- **What to produce**: Filter the entries below, keeping every line that has the word "Portable".

[[ Exercise materials, beginning ]]

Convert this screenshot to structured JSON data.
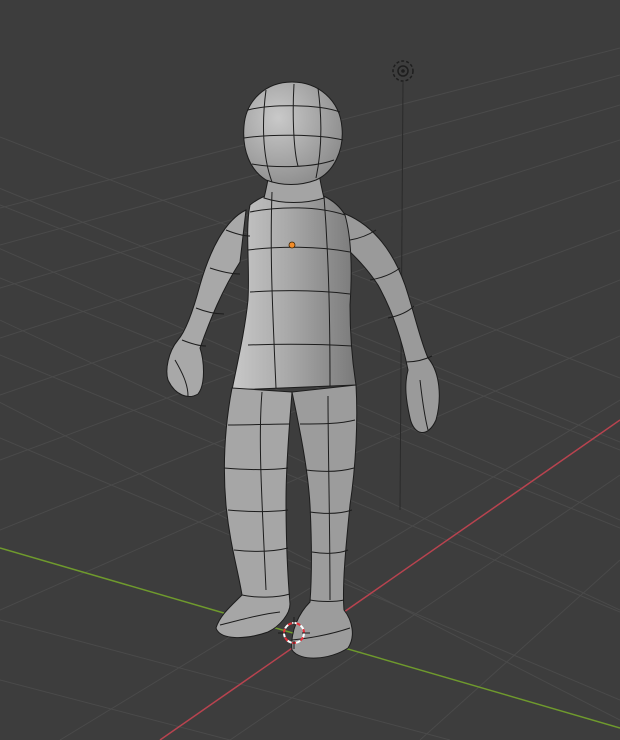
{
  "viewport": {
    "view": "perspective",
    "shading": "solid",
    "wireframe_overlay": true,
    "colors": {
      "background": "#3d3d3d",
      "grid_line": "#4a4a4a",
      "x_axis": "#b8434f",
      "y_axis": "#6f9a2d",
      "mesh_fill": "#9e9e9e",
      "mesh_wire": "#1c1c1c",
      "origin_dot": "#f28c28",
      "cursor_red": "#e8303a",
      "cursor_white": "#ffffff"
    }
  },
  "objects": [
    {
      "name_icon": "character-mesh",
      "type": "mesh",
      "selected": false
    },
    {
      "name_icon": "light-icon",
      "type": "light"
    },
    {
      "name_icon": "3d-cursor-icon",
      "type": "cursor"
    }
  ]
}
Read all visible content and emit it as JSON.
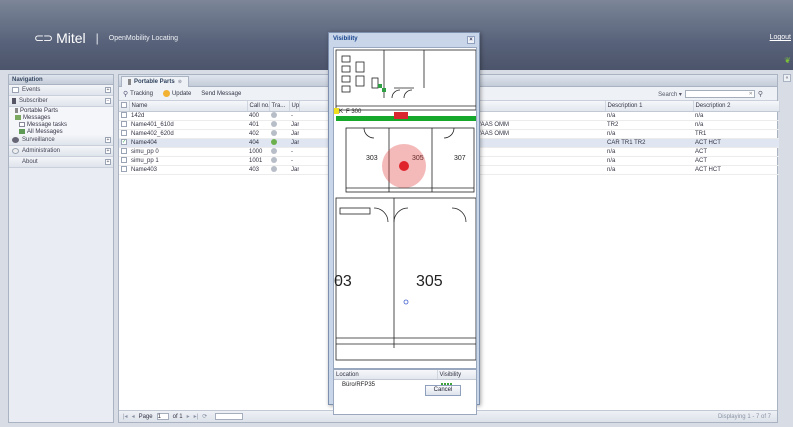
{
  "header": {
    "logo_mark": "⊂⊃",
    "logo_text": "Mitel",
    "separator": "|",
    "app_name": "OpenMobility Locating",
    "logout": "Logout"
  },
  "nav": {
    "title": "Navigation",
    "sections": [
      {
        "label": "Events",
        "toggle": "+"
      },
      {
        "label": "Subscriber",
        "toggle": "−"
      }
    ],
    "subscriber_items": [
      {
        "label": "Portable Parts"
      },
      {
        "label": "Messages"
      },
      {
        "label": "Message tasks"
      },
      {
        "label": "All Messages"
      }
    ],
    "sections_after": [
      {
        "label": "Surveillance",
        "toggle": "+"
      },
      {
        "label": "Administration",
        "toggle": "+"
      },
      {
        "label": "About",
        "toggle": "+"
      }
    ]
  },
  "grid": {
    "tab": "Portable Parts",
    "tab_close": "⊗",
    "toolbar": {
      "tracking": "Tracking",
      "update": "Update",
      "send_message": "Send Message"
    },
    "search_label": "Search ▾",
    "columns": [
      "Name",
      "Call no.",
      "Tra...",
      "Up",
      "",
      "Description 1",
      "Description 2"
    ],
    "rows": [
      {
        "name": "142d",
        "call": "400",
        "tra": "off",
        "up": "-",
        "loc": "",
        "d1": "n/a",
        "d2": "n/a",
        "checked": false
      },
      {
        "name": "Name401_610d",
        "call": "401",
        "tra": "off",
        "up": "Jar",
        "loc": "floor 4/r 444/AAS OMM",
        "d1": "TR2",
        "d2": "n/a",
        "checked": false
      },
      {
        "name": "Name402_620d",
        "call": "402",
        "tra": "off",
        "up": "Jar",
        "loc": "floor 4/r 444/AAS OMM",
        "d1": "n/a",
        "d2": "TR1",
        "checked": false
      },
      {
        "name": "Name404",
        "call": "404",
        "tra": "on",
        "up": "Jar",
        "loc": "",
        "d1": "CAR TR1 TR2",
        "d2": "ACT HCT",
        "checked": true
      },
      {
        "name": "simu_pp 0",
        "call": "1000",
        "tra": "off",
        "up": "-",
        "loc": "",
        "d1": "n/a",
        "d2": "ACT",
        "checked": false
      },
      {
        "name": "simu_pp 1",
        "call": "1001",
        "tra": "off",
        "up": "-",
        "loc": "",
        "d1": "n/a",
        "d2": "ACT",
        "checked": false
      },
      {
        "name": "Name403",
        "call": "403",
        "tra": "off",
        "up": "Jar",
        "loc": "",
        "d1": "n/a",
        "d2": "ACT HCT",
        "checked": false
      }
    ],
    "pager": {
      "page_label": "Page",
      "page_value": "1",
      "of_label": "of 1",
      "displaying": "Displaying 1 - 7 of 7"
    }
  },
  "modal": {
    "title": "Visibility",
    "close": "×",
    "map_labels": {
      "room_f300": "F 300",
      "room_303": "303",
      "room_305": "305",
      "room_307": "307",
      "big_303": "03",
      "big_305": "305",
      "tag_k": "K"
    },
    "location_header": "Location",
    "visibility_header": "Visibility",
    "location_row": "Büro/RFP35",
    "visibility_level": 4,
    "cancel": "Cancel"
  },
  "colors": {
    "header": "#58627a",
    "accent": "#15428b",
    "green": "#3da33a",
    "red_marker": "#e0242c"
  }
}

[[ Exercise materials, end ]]

- **Result of this exercise**:
        "label": "Portable Parts"
    "tab": "Portable Parts",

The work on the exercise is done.